Swing down West 57th Street, past Carnegie Hall and the Russian Tea Room, and pull up when you see the tail of a Cadillac shoved into a building. That's the awning of the Hard Rock Cafe.
Outside the doors stand a pair of brass gasoline pumps. Inside is a crowd of mostly young patrons who come to munch big hamburgers, steaks or barbecue, pick up good vibrations and gawk at probably the most glittering collection of rock and roll memorabilia in the world.The Hard Rock Cafe was inspired by the atmosphere of a Memphis truck stop. Friendly waitresses wear white "diner dresses" with their names embroidered on the chest. The menu offers "Tennessee style BBQ pork ribs," and "pig" sandwiches, (written in parentheses for Yankees and other foreigners.) But the concept has clearly outgrown its roots.
Encased on the walls are such relics as Prince's purple rain coat, Ringo Starr's snare drum, Jimi Hendrix's hat, and guitars from such legendary strummers as Keith Richards, Eric Clapton and Bo Diddley. Gold records from bands such as The Beatles, The Band and The Who blanket the walls. And presiding majestically over it all is Elvis' black stage jumpsuit jeweled and embroidered and raised in a golden throne high above the center of the main room.
On a recent night, the sound system was playing John Hiatt's "Memphis in the Meantime." And people like Patsy Nickles, 27, a New York singer, were waiting for tables.
"The music is things you haven't heard in a long time," said Miss Nickles, who was wearing a black leather jacket, pants, a man's tie and a tilted ponytail. "And it's got the best cheeseburgers in town."
Robin Wood, 27, a Miami flight attendant, likes the cafe because, "It's not a meat market." She feels OK going there alone or with a girlfriend.
"At lunch they turn the music way down, and it's kind of intimate," shouted Tony White, 30, who was there with his wife and two children. "But at night it rocks."
Celebrities who are supposed to be regulars of the cafe include Robin Williams, Eddie Murphy, Carly Simon and Sting. But Deirdre Stillwagon, 24, also a repeat customer, has never seen them. "I keep hearing about Brooke Shields," said the Greensboro, N.C., resident. "But all I see are tourists."

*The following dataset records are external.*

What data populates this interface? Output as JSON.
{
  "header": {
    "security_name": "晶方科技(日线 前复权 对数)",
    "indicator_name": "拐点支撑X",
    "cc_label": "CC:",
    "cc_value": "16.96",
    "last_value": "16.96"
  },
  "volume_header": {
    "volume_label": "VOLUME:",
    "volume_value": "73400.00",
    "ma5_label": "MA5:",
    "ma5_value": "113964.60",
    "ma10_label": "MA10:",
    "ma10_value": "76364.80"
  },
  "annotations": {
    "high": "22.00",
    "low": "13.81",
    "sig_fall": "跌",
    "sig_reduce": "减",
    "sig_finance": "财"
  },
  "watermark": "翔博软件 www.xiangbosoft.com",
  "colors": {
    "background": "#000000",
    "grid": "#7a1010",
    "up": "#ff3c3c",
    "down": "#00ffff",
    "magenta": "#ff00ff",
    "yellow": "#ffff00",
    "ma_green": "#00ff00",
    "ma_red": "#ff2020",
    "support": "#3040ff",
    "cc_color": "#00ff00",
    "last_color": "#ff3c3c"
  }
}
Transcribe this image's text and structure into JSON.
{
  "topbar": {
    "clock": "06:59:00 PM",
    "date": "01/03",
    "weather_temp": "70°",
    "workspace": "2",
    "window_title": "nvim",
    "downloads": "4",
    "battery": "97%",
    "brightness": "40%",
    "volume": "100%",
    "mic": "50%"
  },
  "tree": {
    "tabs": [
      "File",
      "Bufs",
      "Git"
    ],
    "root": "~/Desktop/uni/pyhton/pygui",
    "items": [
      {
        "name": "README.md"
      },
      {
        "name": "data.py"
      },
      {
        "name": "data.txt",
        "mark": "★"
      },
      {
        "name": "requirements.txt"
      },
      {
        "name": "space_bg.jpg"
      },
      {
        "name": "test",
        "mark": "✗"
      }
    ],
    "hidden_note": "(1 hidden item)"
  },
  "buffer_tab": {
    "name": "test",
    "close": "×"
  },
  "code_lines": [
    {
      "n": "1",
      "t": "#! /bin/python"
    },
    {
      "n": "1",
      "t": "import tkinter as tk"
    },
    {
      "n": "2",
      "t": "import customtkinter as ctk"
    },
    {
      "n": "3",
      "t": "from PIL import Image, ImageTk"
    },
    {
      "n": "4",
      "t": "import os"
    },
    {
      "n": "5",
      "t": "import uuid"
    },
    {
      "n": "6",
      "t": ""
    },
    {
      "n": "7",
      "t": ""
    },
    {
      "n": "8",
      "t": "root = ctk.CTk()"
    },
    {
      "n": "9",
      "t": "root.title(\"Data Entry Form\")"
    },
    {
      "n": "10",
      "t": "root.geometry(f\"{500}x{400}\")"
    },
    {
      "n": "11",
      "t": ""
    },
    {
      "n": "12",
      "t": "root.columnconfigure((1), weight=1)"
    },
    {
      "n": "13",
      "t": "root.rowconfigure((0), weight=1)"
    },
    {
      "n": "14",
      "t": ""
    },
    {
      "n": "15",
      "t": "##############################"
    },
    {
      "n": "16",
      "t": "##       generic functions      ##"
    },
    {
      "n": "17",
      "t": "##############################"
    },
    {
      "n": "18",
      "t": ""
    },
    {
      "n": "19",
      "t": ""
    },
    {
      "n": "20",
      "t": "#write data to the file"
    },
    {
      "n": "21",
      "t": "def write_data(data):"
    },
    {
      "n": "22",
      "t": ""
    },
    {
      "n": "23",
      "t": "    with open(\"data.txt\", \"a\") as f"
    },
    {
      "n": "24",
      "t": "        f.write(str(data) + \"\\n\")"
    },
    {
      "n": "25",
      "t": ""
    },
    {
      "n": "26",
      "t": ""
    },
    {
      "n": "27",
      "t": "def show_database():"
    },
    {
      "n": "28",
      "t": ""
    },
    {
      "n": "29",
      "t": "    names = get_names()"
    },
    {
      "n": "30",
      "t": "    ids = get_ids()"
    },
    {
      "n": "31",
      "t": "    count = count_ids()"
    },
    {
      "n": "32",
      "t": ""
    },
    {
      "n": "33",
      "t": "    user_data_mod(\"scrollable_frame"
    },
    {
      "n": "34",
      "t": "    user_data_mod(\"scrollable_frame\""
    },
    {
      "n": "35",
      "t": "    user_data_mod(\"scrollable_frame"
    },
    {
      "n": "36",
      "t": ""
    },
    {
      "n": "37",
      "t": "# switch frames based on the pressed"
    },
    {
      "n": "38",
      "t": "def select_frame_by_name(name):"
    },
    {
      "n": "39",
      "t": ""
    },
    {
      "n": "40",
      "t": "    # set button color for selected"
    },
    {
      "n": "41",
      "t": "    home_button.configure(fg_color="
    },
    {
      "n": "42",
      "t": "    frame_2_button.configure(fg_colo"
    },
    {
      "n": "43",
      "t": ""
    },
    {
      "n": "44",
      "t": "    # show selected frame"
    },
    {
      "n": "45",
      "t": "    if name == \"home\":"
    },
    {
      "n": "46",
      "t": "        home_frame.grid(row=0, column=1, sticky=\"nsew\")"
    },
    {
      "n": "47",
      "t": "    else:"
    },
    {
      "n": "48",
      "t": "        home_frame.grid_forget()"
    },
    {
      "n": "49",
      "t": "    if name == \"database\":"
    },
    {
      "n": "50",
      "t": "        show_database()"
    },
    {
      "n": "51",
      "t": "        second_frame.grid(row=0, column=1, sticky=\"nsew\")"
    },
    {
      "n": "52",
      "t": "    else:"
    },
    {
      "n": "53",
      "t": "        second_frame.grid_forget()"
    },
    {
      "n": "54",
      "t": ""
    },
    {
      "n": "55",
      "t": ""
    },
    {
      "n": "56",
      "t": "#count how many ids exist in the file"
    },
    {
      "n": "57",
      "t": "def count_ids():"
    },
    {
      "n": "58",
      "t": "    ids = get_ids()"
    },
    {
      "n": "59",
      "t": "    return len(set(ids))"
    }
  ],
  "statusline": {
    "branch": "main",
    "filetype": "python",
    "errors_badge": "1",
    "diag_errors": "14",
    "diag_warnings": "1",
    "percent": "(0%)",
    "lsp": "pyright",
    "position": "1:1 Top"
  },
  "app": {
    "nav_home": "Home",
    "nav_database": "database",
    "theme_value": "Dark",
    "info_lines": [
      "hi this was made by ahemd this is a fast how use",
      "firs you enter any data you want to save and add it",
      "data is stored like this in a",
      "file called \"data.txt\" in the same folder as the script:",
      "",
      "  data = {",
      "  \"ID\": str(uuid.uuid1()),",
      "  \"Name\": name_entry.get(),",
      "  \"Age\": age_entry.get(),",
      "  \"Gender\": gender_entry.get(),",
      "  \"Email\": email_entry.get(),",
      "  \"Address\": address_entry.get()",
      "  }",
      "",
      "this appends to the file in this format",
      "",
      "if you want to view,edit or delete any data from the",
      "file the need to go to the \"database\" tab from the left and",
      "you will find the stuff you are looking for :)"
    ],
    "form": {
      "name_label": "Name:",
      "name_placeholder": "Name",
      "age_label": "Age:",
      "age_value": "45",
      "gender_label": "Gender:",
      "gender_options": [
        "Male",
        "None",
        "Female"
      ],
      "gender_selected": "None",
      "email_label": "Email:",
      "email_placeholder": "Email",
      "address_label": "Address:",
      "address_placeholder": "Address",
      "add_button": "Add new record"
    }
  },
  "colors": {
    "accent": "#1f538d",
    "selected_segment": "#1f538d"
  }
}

The cafe is such an assault on the senses with its high-volume music and crowded decor it doesn't seem to matter what people wear. Many patrons looked come-as-you-are. That included a New York marathon runner in his racing shorts and tank top. Generally, girls liked fancy sweaters and acid-washed jeans, while young men leaned toward denim jackets.
The Hard Rock Cafe is not confined to New York. The restaurants began in London, and there are six worldwide.